The latest confirmations of the growing attacker interest in VMware ESXi environments are two ransomware variants that surfaced in recent weeks and have begun hitting targets worldwide.
One of the malware tools, dubbed Luna, is written in Rust and can encrypt data on ESXi virtual machines (VMs) in addition to data on Linux and Window systems. The other is Black Basta, a rapidly proliferating ransomware variant written in C++ that, like Luna, targets ESXi VMs and also works on Windows and Linux systems as well.
They add to a collection of ransomware variants aimed at ESXi, VMware’s bare-metal hypervisor for running virtual machines. Numerous organizations use the technology to deploy multiple VMs on a single host system or across a cluster of host systems, making the environment an ideal target for attackers looking to cause widespread damage.
“Infrastructure services like networking equipment and hosting infrastructure like ESXi can’t easily be patched on demand,” says Tim McGuffin, director of adversarial engineering at Lares Consulting. “Attacking these services provides a one-stop shop for impact since a large number of servers can be encrypted or attacked at once.”
Other recent examples of malware targeting ESXi environments include Cheerscrypt, LockBit, RansomEXX, and Hive.
The Cross-Platform Ransomware Threat
Researchers from Kaspersky first spotted Luna in the wild last month. Their analysis
shows the malware to fall into the trend of several other recent variants that are written in platform-agnostic languages like Rust and Golang, so they can be easily ported across different operating systems. The researchers also found the malware to employ a somewhat rare combination of AES and x25519 cryptographic protocols to encrypt data on victim systems. The security vendor assessed the operator of the malware to be likely based in Russia.
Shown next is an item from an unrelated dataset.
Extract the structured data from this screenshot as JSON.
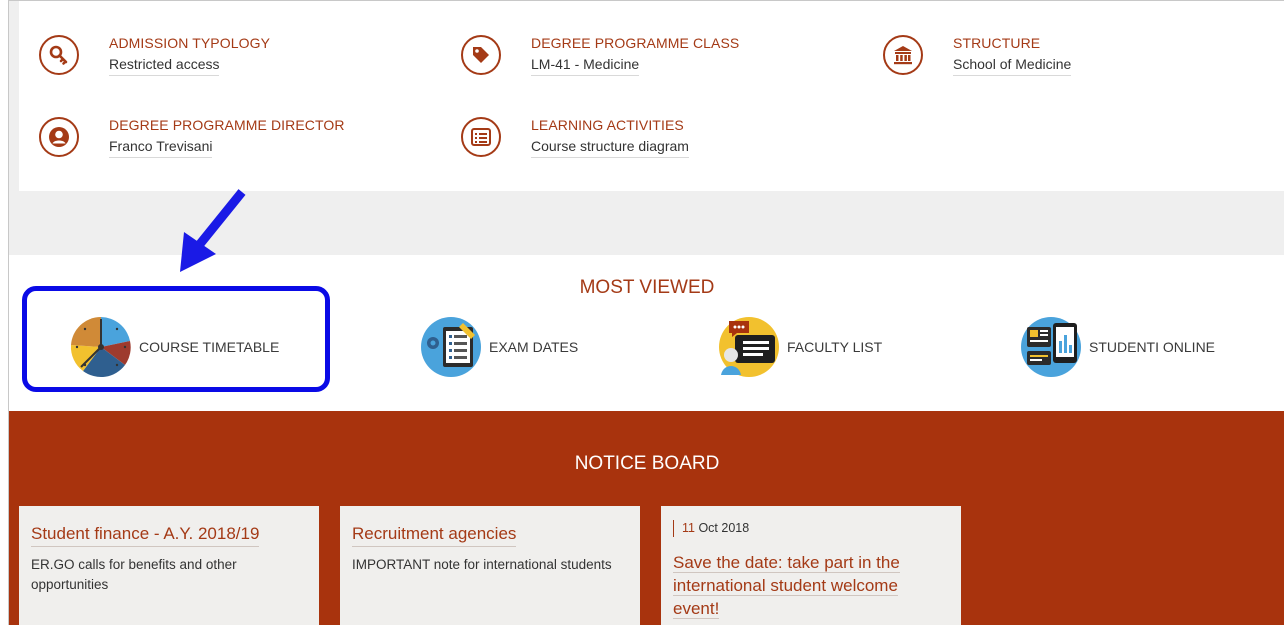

Kaspersky’s analysis of a recent version of Black Basta — a ransomware variant it has been tracking since February — shows the malware has been tweaked so it can now encrypt specific directories, or the entire “/vmfs/volumes” folder, on ESXi VMs. The malware uses the ChaCha20 256-bit cipher to encrypt files on victim systems. It also…